Thanks Jerry. Always impressive to see a real academic at work.
My statement, because it is accurate, is a cop out I use to
avoid complications, arguments and polemics, even though it is not the full story.
I think this is one of those doctribnes in which the practice of the faithful
was so strong that the Church was forced to recognise it, no matter what.
It is a settled enough doctrine that Pius XII basically proclaimed it in his
I think this is about as close as a doctrine can come to being defined,
without the actual statement of it as an infallible definition,
but I know there is a whole stairway of steps through which
a doctrine has to go, to get to that final spot, so I'm not sure.
----- Original Message -----
From: [log in to unmask] href="mailto:[log in to unmask]">Jerome Walsh
To: [log in to unmask] href="mailto:[log in to unmask]">[log in to unmask]
Sent: Thursday, March 11, 2010 9:00 AM
Subject: OT: "queen" in Hebrew Bible; was Re: Eliot aand theVirgin Mary.

This is a good and accurate point, Peter.  I'm not sure, however, that it is a strong factor in the development of Christian devotion to Mary as "Queen of Heaven" or even "Queen" in general.  My reasoning is this (and I thank you for spurring me to this research).  The term "queen" doesn't seem to be used in the Hebrew Bible in reference to anyone in the kingdoms of Israel or Judah.  It is not used of any of the kings' wives, nor is it used of the queen mother, despite the translation.  The term translated "queen mother" is gebira, which is literally the "Lady" (or, in this context, perhaps the "Great Lady").  "Queen" (malkah) is used of foreign women (e.g., the Queen of Sheba and the like), but even when queen mother Athaliah murders her grandchildren and usurps the throne of Judah (2 Kings 11) she is called "reigning woman" (moleket), not "queen" (malkah).  The ancient Greek translation too avoids using basilissa of Israelite women.  The Latin Vulgate's usage seems not so consistent; I find regina in 2 Kings 10:13 but not in 1 Kings 15:13.  (I have not checked all the possible references.)  Since the theologians of the centuries when Marian devotion was developing would have used either the Greek or the Latin as their biblical texts, I doubt that those versions could have supported an attribution to Mary of the title "Queen" in the sense of Judean gebira.  The cult of Mary as Queen, I suspect (though here I'm way out of my depth in terms of the history of theology), develops in the context of late Roman and Byzantine monarchy, when, I believe, queens exercised pretty significant political power.

Jerry Walsh

From: Peter Montgomery <[log in to unmask]>
To: [log in to unmask]
Sent: Thu, March 11, 2010 6:59:06 AM
Subject: Eliot aand theVirgin Mary.


It is useful to remember that in the Jewish Kingdom,
the person crowned as Queen was the mother of the King,
not the wife.

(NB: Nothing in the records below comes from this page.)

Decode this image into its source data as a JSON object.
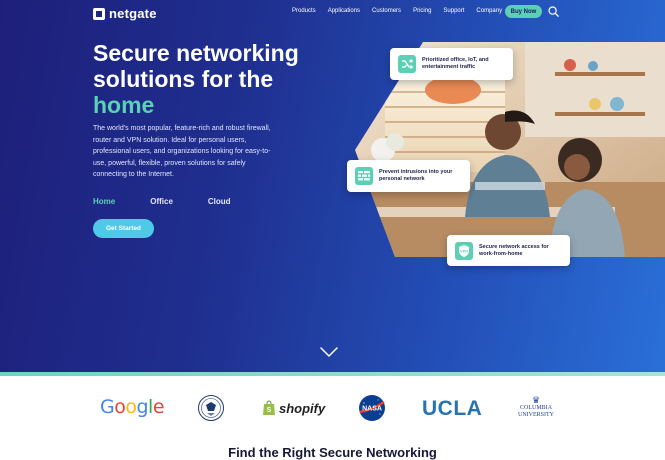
{
  "brand": {
    "name": "netgate"
  },
  "nav": {
    "items": [
      "Products",
      "Applications",
      "Customers",
      "Pricing",
      "Support",
      "Company"
    ],
    "cta_label": "Buy Now"
  },
  "hero": {
    "headline_line1": "Secure networking",
    "headline_line2": "solutions for the",
    "headline_accent": "home",
    "description": "The world's most popular, feature-rich and robust firewall, router and VPN solution. Ideal for personal users, professional users, and organizations looking for easy-to-use, powerful, flexible, proven solutions for safely connecting to the Internet.",
    "tabs": [
      {
        "label": "Home",
        "active": true
      },
      {
        "label": "Office",
        "active": false
      },
      {
        "label": "Cloud",
        "active": false
      }
    ],
    "cta_label": "Get Started"
  },
  "feature_cards": [
    {
      "text": "Prioritized office, IoT, and entertainment traffic",
      "icon": "shuffle-icon"
    },
    {
      "text": "Prevent intrusions into your personal network",
      "icon": "firewall-icon"
    },
    {
      "text": "Secure network access for work-from-home",
      "icon": "vpn-shield-icon"
    }
  ],
  "customer_logos": {
    "google": "Google",
    "shopify": "shopify",
    "ucla": "UCLA",
    "columbia": "COLUMBIA UNIVERSITY",
    "nasa": "NASA"
  },
  "next_section": {
    "title": "Find the Right Secure Networking"
  },
  "colors": {
    "accent": "#5bd0b5",
    "cta": "#4ec9e8",
    "hero_dark": "#1e1f7a",
    "hero_light": "#2a6fd8"
  }
}
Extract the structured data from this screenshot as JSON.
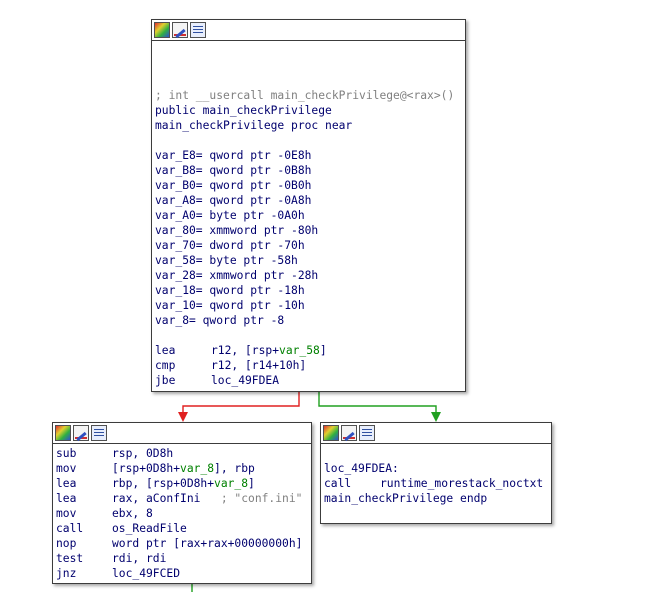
{
  "colors": {
    "edge_false": "#e02020",
    "edge_true": "#20a020",
    "annotation": "#e02020",
    "mnemonic": "#00006e",
    "variable": "#008000",
    "comment": "#808080"
  },
  "header_icons": [
    "graph-overview-icon",
    "edit-color-icon",
    "assembly-listing-icon"
  ],
  "main_block": {
    "comment": "; int __usercall main_checkPrivilege@<rax>()",
    "public_line": "public main_checkPrivilege",
    "proc_line": "main_checkPrivilege proc near",
    "vars": [
      "var_E8= qword ptr -0E8h",
      "var_B8= qword ptr -0B8h",
      "var_B0= qword ptr -0B0h",
      "var_A8= qword ptr -0A8h",
      "var_A0= byte ptr -0A0h",
      "var_80= xmmword ptr -80h",
      "var_70= dword ptr -70h",
      "var_58= byte ptr -58h",
      "var_28= xmmword ptr -28h",
      "var_18= qword ptr -18h",
      "var_10= qword ptr -10h",
      "var_8= qword ptr -8"
    ],
    "instructions": [
      {
        "mnemonic": "lea",
        "pre": "r12, [rsp+",
        "var": "var_58",
        "post": "]"
      },
      {
        "mnemonic": "cmp",
        "pre": "r12, [r14+10h]",
        "var": "",
        "post": ""
      },
      {
        "mnemonic": "jbe",
        "pre": "loc_49FDEA",
        "var": "",
        "post": ""
      }
    ]
  },
  "left_block": {
    "instructions": [
      {
        "mnemonic": "sub",
        "pre": "rsp, 0D8h",
        "var": "",
        "post": "",
        "comment": ""
      },
      {
        "mnemonic": "mov",
        "pre": "[rsp+0D8h+",
        "var": "var_8",
        "post": "], rbp",
        "comment": ""
      },
      {
        "mnemonic": "lea",
        "pre": "rbp, [rsp+0D8h+",
        "var": "var_8",
        "post": "]",
        "comment": ""
      },
      {
        "mnemonic": "lea",
        "pre": "rax, aConfIni",
        "var": "",
        "post": "",
        "comment": "; \"conf.ini\""
      },
      {
        "mnemonic": "mov",
        "pre": "ebx, 8",
        "var": "",
        "post": "",
        "comment": ""
      },
      {
        "mnemonic": "call",
        "pre": "os_ReadFile",
        "var": "",
        "post": "",
        "comment": ""
      },
      {
        "mnemonic": "nop",
        "pre": "word ptr [rax+rax+00000000h]",
        "var": "",
        "post": "",
        "comment": ""
      },
      {
        "mnemonic": "test",
        "pre": "rdi, rdi",
        "var": "",
        "post": "",
        "comment": ""
      },
      {
        "mnemonic": "jnz",
        "pre": "loc_49FCED",
        "var": "",
        "post": "",
        "comment": ""
      }
    ]
  },
  "right_block": {
    "label": "loc_49FDEA:",
    "call_mnemonic": "call",
    "call_target": "runtime_morestack_noctxt",
    "endp_line": "main_checkPrivilege endp"
  }
}
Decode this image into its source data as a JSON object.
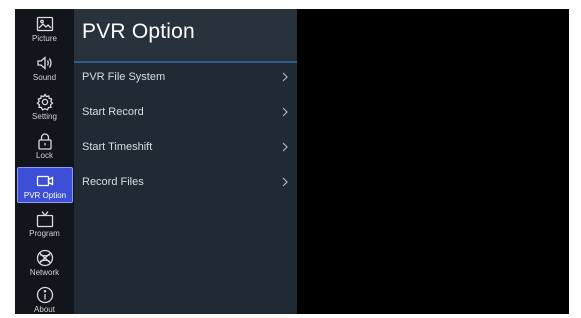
{
  "rail": {
    "items": [
      {
        "label": "Picture",
        "icon": "picture-icon"
      },
      {
        "label": "Sound",
        "icon": "speaker-icon"
      },
      {
        "label": "Setting",
        "icon": "gear-icon"
      },
      {
        "label": "Lock",
        "icon": "lock-icon"
      },
      {
        "label": "PVR Option",
        "icon": "camera-icon",
        "active": true
      },
      {
        "label": "Program",
        "icon": "tv-icon"
      },
      {
        "label": "Network",
        "icon": "globe-icon"
      },
      {
        "label": "About",
        "icon": "info-icon"
      }
    ],
    "active_color": "#3d4fd6"
  },
  "panel": {
    "title": "PVR Option",
    "items": [
      {
        "label": "PVR File System",
        "icon": "chevron-right-icon"
      },
      {
        "label": "Start Record",
        "icon": "chevron-right-icon"
      },
      {
        "label": "Start Timeshift",
        "icon": "chevron-right-icon"
      },
      {
        "label": "Record Files",
        "icon": "chevron-right-icon"
      }
    ]
  }
}
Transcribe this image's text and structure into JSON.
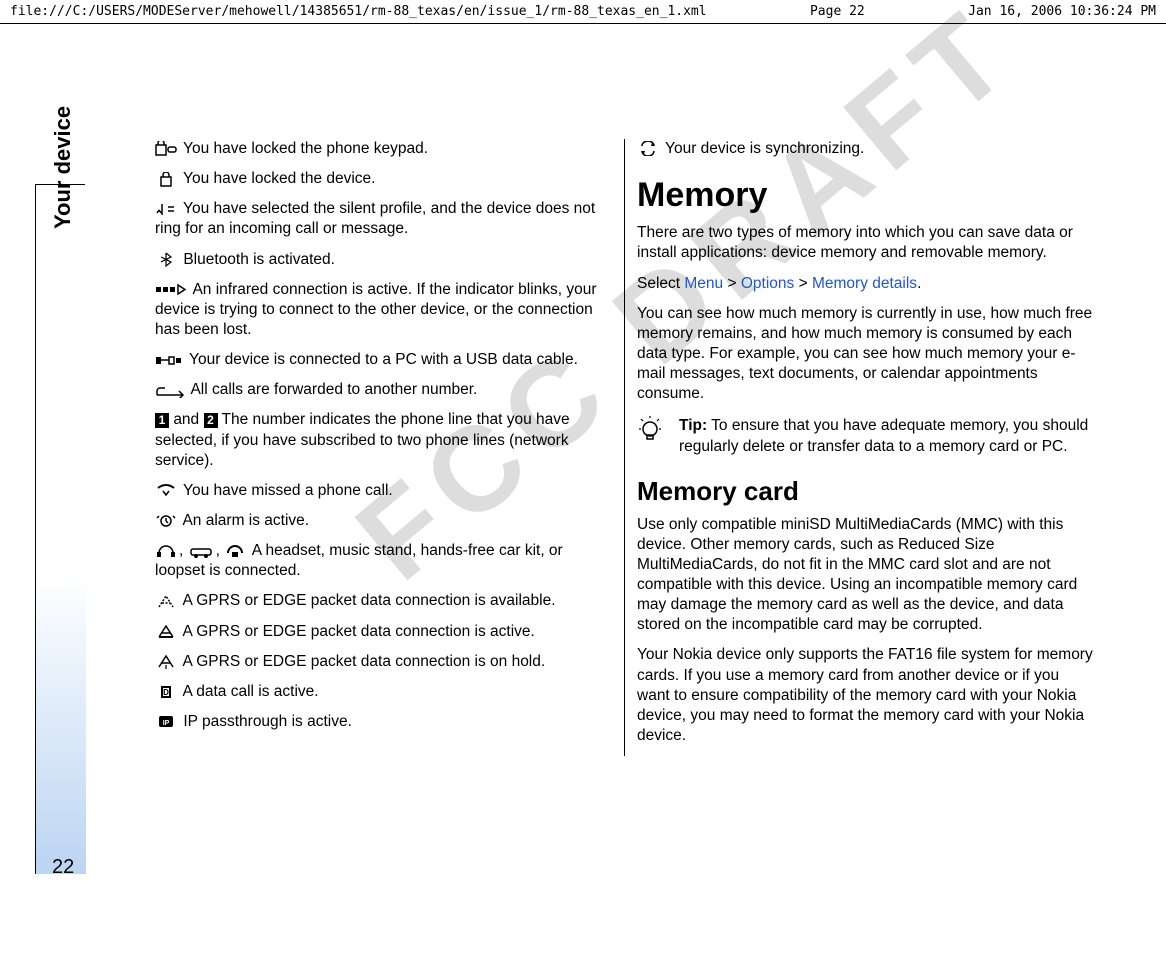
{
  "header": {
    "path": "file:///C:/USERS/MODEServer/mehowell/14385651/rm-88_texas/en/issue_1/rm-88_texas_en_1.xml",
    "page": "Page 22",
    "date": "Jan 16, 2006 10:36:24 PM"
  },
  "sidebar": {
    "label": "Your device",
    "page_number": "22"
  },
  "watermark": "FCC DRAFT",
  "left": {
    "keypad_locked": "You have locked the phone keypad.",
    "device_locked": "You have locked the device.",
    "silent_profile": "You have selected the silent profile, and the device does not ring for an incoming call or message.",
    "bluetooth": "Bluetooth is activated.",
    "infrared": "An infrared connection is active. If the indicator blinks, your device is trying to connect to the other device, or the connection has been lost.",
    "usb": "Your device is connected to a PC with a USB data cable.",
    "forward": "All calls are forwarded to another number.",
    "line_and": "and",
    "line_text": "The number indicates the phone line that you have selected, if you have subscribed to two phone lines (network service).",
    "missed_call": "You have missed a phone call.",
    "alarm": "An alarm is active.",
    "headset": "A headset, music stand, hands-free car kit, or loopset is connected.",
    "gprs_avail": "A GPRS or EDGE packet data connection is available.",
    "gprs_active": "A GPRS or EDGE packet data connection is active.",
    "gprs_hold": "A GPRS or EDGE packet data connection is on hold.",
    "data_call": "A data call is active.",
    "ip_pass": "IP passthrough is active."
  },
  "right": {
    "sync": "Your device is synchronizing.",
    "memory_heading": "Memory",
    "memory_para": "There are two types of memory into which you can save data or install applications: device memory and removable memory.",
    "select_pre": "Select ",
    "menu": "Menu",
    "gt": ">",
    "options": "Options",
    "memory_details": "Memory details",
    "period": ".",
    "memory_para2": "You can see how much memory is currently in use, how much free memory remains, and how much memory is consumed by each data type. For example, you can see how much memory your e-mail messages, text documents, or calendar appointments consume.",
    "tip_label": "Tip:",
    "tip_text": "To ensure that you have adequate memory, you should regularly delete or transfer data to a memory card or PC.",
    "memory_card_heading": "Memory card",
    "memory_card_para1": "Use only compatible miniSD MultiMediaCards (MMC) with this device. Other memory cards, such as Reduced Size MultiMediaCards, do not fit in the MMC card slot and are not compatible with this device. Using an incompatible memory card may damage the memory card as well as the device, and data stored on the incompatible card may be corrupted.",
    "memory_card_para2": "Your Nokia device only supports the FAT16 file system for memory cards. If you use a memory card from another device or if you want to ensure compatibility of the memory card with your Nokia device, you may need to format the memory card with your Nokia device."
  }
}
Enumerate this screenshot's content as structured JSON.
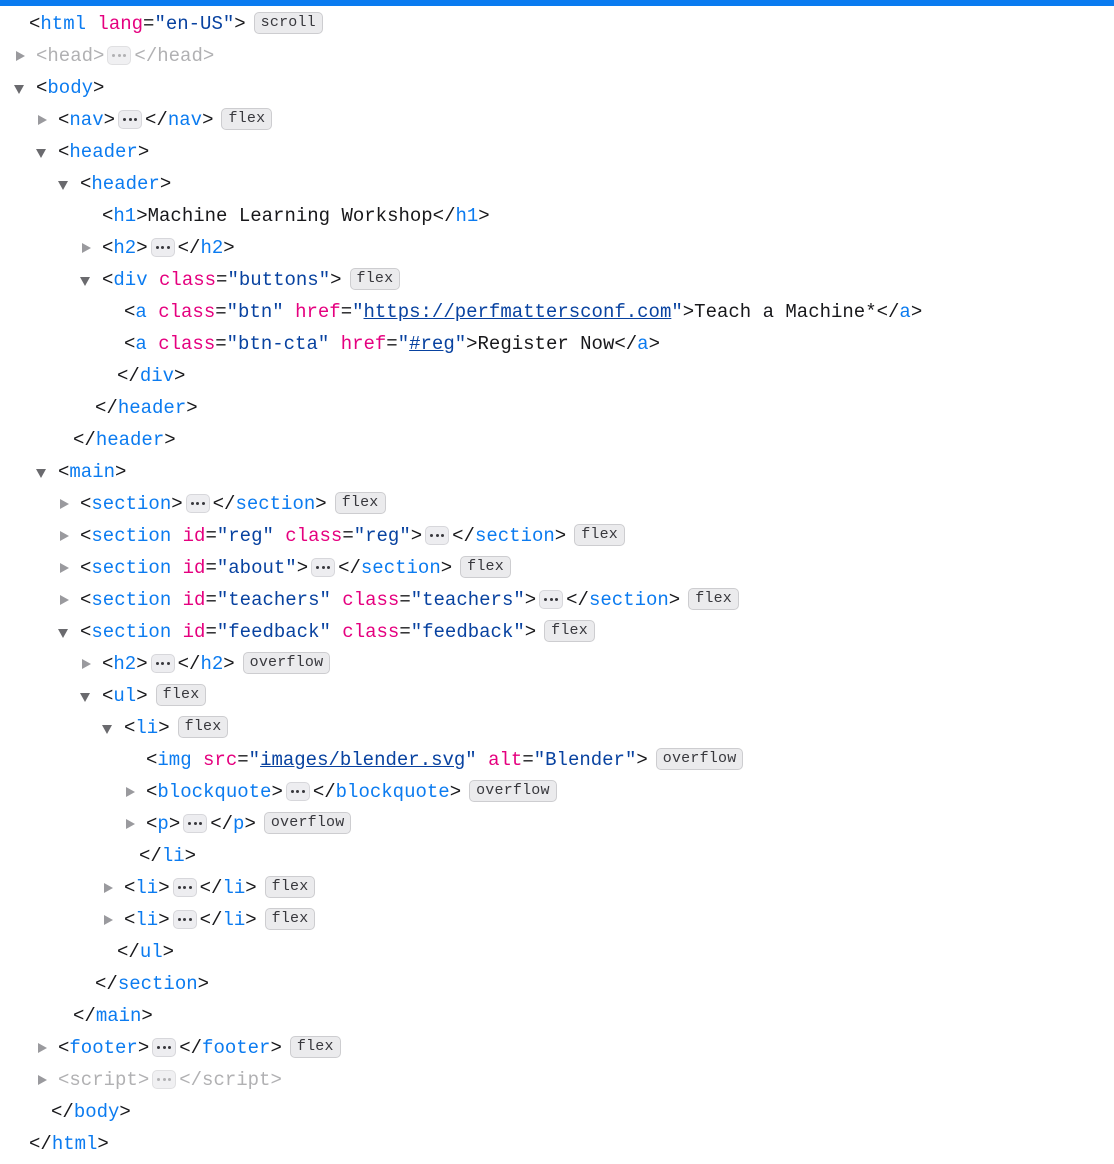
{
  "panel": {
    "name": "firefox-devtools-markup-view",
    "accent_color": "#0a7bf0",
    "tag_color": "#0b7bf0",
    "attribute_color": "#e5007f",
    "value_color": "#0842a0",
    "muted_color": "#b1b1b3",
    "badge_bg": "#ebebed"
  },
  "badges": {
    "scroll": "scroll",
    "flex": "flex",
    "overflow": "overflow"
  },
  "tokens": {
    "lt": "<",
    "gt": ">",
    "lt_slash": "</",
    "eq": "=",
    "quote": "\""
  },
  "nodes": [
    {
      "id": "html-open",
      "tag": "html",
      "attrs": [
        {
          "name": "lang",
          "value": "en-US"
        }
      ],
      "badge": "scroll"
    },
    {
      "id": "head",
      "tag": "head",
      "muted": true
    },
    {
      "id": "body-open",
      "tag": "body"
    },
    {
      "id": "nav",
      "tag": "nav",
      "badge": "flex"
    },
    {
      "id": "header-outer",
      "tag": "header"
    },
    {
      "id": "header-inner",
      "tag": "header"
    },
    {
      "id": "h1",
      "tag": "h1",
      "text": "Machine Learning Workshop"
    },
    {
      "id": "h2-hero",
      "tag": "h2"
    },
    {
      "id": "div-buttons",
      "tag": "div",
      "attrs": [
        {
          "name": "class",
          "value": "buttons"
        }
      ],
      "badge": "flex"
    },
    {
      "id": "a-btn",
      "tag": "a",
      "attrs": [
        {
          "name": "class",
          "value": "btn"
        },
        {
          "name": "href",
          "value": "https://perfmattersconf.com",
          "link": true
        }
      ],
      "text": "Teach a Machine*"
    },
    {
      "id": "a-btn-cta",
      "tag": "a",
      "attrs": [
        {
          "name": "class",
          "value": "btn-cta"
        },
        {
          "name": "href",
          "value": "#reg",
          "link": true
        }
      ],
      "text": "Register Now"
    },
    {
      "id": "div-buttons-close",
      "tag": "div"
    },
    {
      "id": "header-inner-close",
      "tag": "header"
    },
    {
      "id": "header-outer-close",
      "tag": "header"
    },
    {
      "id": "main-open",
      "tag": "main"
    },
    {
      "id": "section-hero",
      "tag": "section",
      "badge": "flex"
    },
    {
      "id": "section-reg",
      "tag": "section",
      "attrs": [
        {
          "name": "id",
          "value": "reg"
        },
        {
          "name": "class",
          "value": "reg"
        }
      ],
      "badge": "flex"
    },
    {
      "id": "section-about",
      "tag": "section",
      "attrs": [
        {
          "name": "id",
          "value": "about"
        }
      ],
      "badge": "flex"
    },
    {
      "id": "section-teachers",
      "tag": "section",
      "attrs": [
        {
          "name": "id",
          "value": "teachers"
        },
        {
          "name": "class",
          "value": "teachers"
        }
      ],
      "badge": "flex"
    },
    {
      "id": "section-feedback",
      "tag": "section",
      "attrs": [
        {
          "name": "id",
          "value": "feedback"
        },
        {
          "name": "class",
          "value": "feedback"
        }
      ],
      "badge": "flex"
    },
    {
      "id": "h2-feedback",
      "tag": "h2",
      "badge": "overflow"
    },
    {
      "id": "ul",
      "tag": "ul",
      "badge": "flex"
    },
    {
      "id": "li-1",
      "tag": "li",
      "badge": "flex"
    },
    {
      "id": "img-blender",
      "tag": "img",
      "attrs": [
        {
          "name": "src",
          "value": "images/blender.svg",
          "link": true
        },
        {
          "name": "alt",
          "value": "Blender"
        }
      ],
      "badge": "overflow"
    },
    {
      "id": "blockquote",
      "tag": "blockquote",
      "badge": "overflow"
    },
    {
      "id": "p",
      "tag": "p",
      "badge": "overflow"
    },
    {
      "id": "li-1-close",
      "tag": "li"
    },
    {
      "id": "li-2",
      "tag": "li",
      "badge": "flex"
    },
    {
      "id": "li-3",
      "tag": "li",
      "badge": "flex"
    },
    {
      "id": "ul-close",
      "tag": "ul"
    },
    {
      "id": "section-feedback-close",
      "tag": "section"
    },
    {
      "id": "main-close",
      "tag": "main"
    },
    {
      "id": "footer",
      "tag": "footer",
      "badge": "flex"
    },
    {
      "id": "script",
      "tag": "script",
      "muted": true
    },
    {
      "id": "body-close",
      "tag": "body"
    },
    {
      "id": "html-close",
      "tag": "html"
    }
  ]
}
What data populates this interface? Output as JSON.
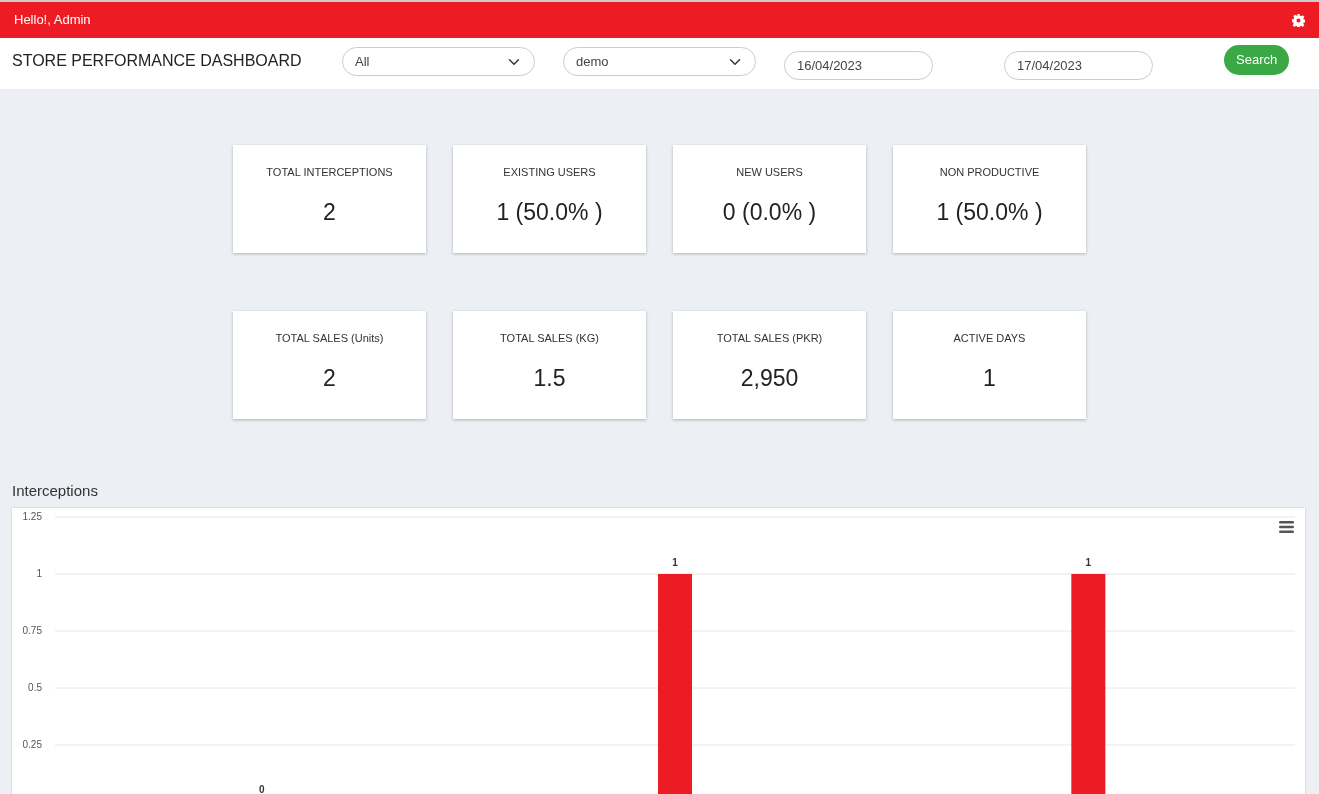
{
  "topbar": {
    "greeting": "Hello!, Admin"
  },
  "header": {
    "title": "STORE PERFORMANCE DASHBOARD",
    "filters": [
      {
        "kind": "select",
        "value": "All"
      },
      {
        "kind": "select",
        "value": "demo"
      },
      {
        "kind": "date",
        "value": "16/04/2023"
      },
      {
        "kind": "date",
        "value": "17/04/2023"
      }
    ],
    "search_button": "Search"
  },
  "stat_rows": [
    [
      {
        "label": "TOTAL INTERCEPTIONS",
        "value": "2"
      },
      {
        "label": "EXISTING USERS",
        "value": "1 (50.0% )"
      },
      {
        "label": "NEW USERS",
        "value": "0 (0.0% )"
      },
      {
        "label": "NON PRODUCTIVE",
        "value": "1 (50.0% )"
      }
    ],
    [
      {
        "label": "TOTAL SALES (Units)",
        "value": "2"
      },
      {
        "label": "TOTAL SALES (KG)",
        "value": "1.5"
      },
      {
        "label": "TOTAL SALES (PKR)",
        "value": "2,950"
      },
      {
        "label": "ACTIVE DAYS",
        "value": "1"
      }
    ]
  ],
  "interceptions": {
    "title": "Interceptions",
    "chart_data": {
      "type": "bar",
      "ylim": [
        0,
        1.25
      ],
      "yticks": [
        {
          "value": 0.25,
          "label": "0.25"
        },
        {
          "value": 0.5,
          "label": "0.5"
        },
        {
          "value": 0.75,
          "label": "0.75"
        },
        {
          "value": 1,
          "label": "1"
        },
        {
          "value": 1.25,
          "label": "1.25"
        }
      ],
      "grid": true,
      "series": [
        {
          "color": "#ed1c24",
          "values": [
            0,
            1,
            1
          ]
        }
      ],
      "data_labels": true
    }
  }
}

Given the strong focus on David as a type of
Christ then, it is natural that Christ's mother is the Queen of Heaven.